## Activity
Copy out every record below with complete accuracy.
____ Data shown
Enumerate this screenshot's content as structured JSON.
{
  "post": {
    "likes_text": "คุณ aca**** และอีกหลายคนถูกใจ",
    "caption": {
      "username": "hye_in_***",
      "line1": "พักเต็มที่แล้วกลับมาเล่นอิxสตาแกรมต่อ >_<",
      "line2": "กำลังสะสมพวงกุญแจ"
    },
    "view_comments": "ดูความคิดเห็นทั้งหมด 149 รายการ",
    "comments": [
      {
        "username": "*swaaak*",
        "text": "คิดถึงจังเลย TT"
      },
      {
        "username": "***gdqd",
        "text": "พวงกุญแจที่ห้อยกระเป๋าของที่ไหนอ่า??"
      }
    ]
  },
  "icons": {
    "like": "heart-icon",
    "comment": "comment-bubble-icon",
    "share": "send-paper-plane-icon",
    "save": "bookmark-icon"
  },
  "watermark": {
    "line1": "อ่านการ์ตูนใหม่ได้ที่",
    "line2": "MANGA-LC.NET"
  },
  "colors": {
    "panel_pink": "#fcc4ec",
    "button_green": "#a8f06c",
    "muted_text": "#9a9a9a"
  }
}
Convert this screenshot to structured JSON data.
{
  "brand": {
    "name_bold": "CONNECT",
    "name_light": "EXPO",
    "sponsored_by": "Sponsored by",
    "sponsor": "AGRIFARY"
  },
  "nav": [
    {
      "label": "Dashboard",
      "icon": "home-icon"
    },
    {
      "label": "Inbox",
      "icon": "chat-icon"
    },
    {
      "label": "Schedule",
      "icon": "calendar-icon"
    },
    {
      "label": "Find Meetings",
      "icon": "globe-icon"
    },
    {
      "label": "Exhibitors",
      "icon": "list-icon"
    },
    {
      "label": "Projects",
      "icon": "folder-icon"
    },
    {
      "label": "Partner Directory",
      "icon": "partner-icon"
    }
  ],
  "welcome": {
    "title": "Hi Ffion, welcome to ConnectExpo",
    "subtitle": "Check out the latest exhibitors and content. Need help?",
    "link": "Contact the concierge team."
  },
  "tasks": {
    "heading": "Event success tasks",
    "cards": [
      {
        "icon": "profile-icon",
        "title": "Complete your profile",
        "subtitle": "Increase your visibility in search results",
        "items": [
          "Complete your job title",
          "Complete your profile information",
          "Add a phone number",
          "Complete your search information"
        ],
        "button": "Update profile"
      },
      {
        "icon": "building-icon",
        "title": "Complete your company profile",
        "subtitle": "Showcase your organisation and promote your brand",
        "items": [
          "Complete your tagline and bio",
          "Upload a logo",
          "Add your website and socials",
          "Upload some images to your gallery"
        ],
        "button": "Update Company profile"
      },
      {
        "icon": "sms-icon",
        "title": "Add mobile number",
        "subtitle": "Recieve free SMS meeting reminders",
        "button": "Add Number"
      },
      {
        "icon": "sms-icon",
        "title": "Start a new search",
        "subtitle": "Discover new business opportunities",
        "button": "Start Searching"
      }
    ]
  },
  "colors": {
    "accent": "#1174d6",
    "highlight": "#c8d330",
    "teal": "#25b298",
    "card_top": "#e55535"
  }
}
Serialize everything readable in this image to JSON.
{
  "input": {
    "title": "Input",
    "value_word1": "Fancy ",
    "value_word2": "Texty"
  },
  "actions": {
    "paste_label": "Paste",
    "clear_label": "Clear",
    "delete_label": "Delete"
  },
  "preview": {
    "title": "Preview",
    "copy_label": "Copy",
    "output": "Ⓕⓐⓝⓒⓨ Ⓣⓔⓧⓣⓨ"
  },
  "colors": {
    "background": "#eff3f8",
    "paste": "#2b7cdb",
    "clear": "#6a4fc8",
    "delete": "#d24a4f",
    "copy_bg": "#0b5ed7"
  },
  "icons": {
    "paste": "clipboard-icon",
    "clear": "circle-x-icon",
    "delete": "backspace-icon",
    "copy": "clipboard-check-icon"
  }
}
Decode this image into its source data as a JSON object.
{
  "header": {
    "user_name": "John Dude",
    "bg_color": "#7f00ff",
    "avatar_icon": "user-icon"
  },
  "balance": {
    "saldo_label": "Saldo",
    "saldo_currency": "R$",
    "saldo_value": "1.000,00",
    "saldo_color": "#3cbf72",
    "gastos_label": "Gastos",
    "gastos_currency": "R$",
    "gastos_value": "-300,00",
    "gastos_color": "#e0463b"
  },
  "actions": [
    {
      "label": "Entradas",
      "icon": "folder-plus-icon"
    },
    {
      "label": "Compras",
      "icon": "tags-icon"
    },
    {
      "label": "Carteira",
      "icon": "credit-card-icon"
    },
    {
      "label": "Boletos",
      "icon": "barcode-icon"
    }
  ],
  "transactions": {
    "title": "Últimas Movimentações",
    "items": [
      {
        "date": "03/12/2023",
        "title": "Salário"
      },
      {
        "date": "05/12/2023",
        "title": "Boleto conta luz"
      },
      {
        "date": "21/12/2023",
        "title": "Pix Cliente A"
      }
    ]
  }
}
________
## Solution
Enumerate this screenshot's content as structured JSON.
{
  "post": {
    "likes_text": "คุณ aca**** และอีกหลายคนถูกใจ",
    "caption": {
      "username": "hye_in_***",
      "line1": "พักเต็มที่แล้วกลับมาเล่นอิxสตาแกรมต่อ >_<",
      "line2": "กำลังสะสมพวงกุญแจ"
    },
    "view_comments": "ดูความคิดเห็นทั้งหมด 149 รายการ",
    "comments": [
      {
        "username": "*swaaak*",
        "text": "คิดถึงจังเลย TT"
      },
      {
        "username": "***gdqd",
        "text": "พวงกุญแจที่ห้อยกระเป๋าของที่ไหนอ่า??"
      }
    ]
  },
  "icons": {
    "like": "heart-icon",
    "comment": "comment-bubble-icon",
    "share": "send-paper-plane-icon",
    "save": "bookmark-icon"
  },
  "watermark": {
    "line1": "อ่านการ์ตูนใหม่ได้ที่",
    "line2": "MANGA-LC.NET"
  },
  "colors": {
    "panel_pink": "#fcc4ec",
    "button_green": "#a8f06c",
    "muted_text": "#9a9a9a"
  }
}
Convert this screenshot to structured JSON data.
{
  "brand": {
    "name_bold": "CONNECT",
    "name_light": "EXPO",
    "sponsored_by": "Sponsored by",
    "sponsor": "AGRIFARY"
  },
  "nav": [
    {
      "label": "Dashboard",
      "icon": "home-icon"
    },
    {
      "label": "Inbox",
      "icon": "chat-icon"
    },
    {
      "label": "Schedule",
      "icon": "calendar-icon"
    },
    {
      "label": "Find Meetings",
      "icon": "globe-icon"
    },
    {
      "label": "Exhibitors",
      "icon": "list-icon"
    },
    {
      "label": "Projects",
      "icon": "folder-icon"
    },
    {
      "label": "Partner Directory",
      "icon": "partner-icon"
    }
  ],
  "welcome": {
    "title": "Hi Ffion, welcome to ConnectExpo",
    "subtitle": "Check out the latest exhibitors and content. Need help?",
    "link": "Contact the concierge team."
  },
  "tasks": {
    "heading": "Event success tasks",
    "cards": [
      {
        "icon": "profile-icon",
        "title": "Complete your profile",
        "subtitle": "Increase your visibility in search results",
        "items": [
          "Complete your job title",
          "Complete your profile information",
          "Add a phone number",
          "Complete your search information"
        ],
        "button": "Update profile"
      },
      {
        "icon": "building-icon",
        "title": "Complete your company profile",
        "subtitle": "Showcase your organisation and promote your brand",
        "items": [
          "Complete your tagline and bio",
          "Upload a logo",
          "Add your website and socials",
          "Upload some images to your gallery"
        ],
        "button": "Update Company profile"
      },
      {
        "icon": "sms-icon",
        "title": "Add mobile number",
        "subtitle": "Recieve free SMS meeting reminders",
        "button": "Add Number"
      },
      {
        "icon": "sms-icon",
        "title": "Start a new search",
        "subtitle": "Discover new business opportunities",
        "button": "Start Searching"
      }
    ]
  },
  "colors": {
    "accent": "#1174d6",
    "highlight": "#c8d330",
    "teal": "#25b298",
    "card_top": "#e55535"
  }
}
Serialize everything readable in this image to JSON.
{
  "input": {
    "title": "Input",
    "value_word1": "Fancy ",
    "value_word2": "Texty"
  },
  "actions": {
    "paste_label": "Paste",
    "clear_label": "Clear",
    "delete_label": "Delete"
  },
  "preview": {
    "title": "Preview",
    "copy_label": "Copy",
    "output": "Ⓕⓐⓝⓒⓨ Ⓣⓔⓧⓣⓨ"
  },
  "colors": {
    "background": "#eff3f8",
    "paste": "#2b7cdb",
    "clear": "#6a4fc8",
    "delete": "#d24a4f",
    "copy_bg": "#0b5ed7"
  },
  "icons": {
    "paste": "clipboard-icon",
    "clear": "circle-x-icon",
    "delete": "backspace-icon",
    "copy": "clipboard-check-icon"
  }
}
Decode this image into its source data as a JSON object.
{
  "header": {
    "user_name": "John Dude",
    "bg_color": "#7f00ff",
    "avatar_icon": "user-icon"
  },
  "balance": {
    "saldo_label": "Saldo",
    "saldo_currency": "R$",
    "saldo_value": "1.000,00",
    "saldo_color": "#3cbf72",
    "gastos_label": "Gastos",
    "gastos_currency": "R$",
    "gastos_value": "-300,00",
    "gastos_color": "#e0463b"
  },
  "actions": [
    {
      "label": "Entradas",
      "icon": "folder-plus-icon"
    },
    {
      "label": "Compras",
      "icon": "tags-icon"
    },
    {
      "label": "Carteira",
      "icon": "credit-card-icon"
    },
    {
      "label": "Boletos",
      "icon": "barcode-icon"
    }
  ],
  "transactions": {
    "title": "Últimas Movimentações",
    "items": [
      {
        "date": "03/12/2023",
        "title": "Salário"
      },
      {
        "date": "05/12/2023",
        "title": "Boleto conta luz"
      },
      {
        "date": "21/12/2023",
        "title": "Pix Cliente A"
      }
    ]
  }
}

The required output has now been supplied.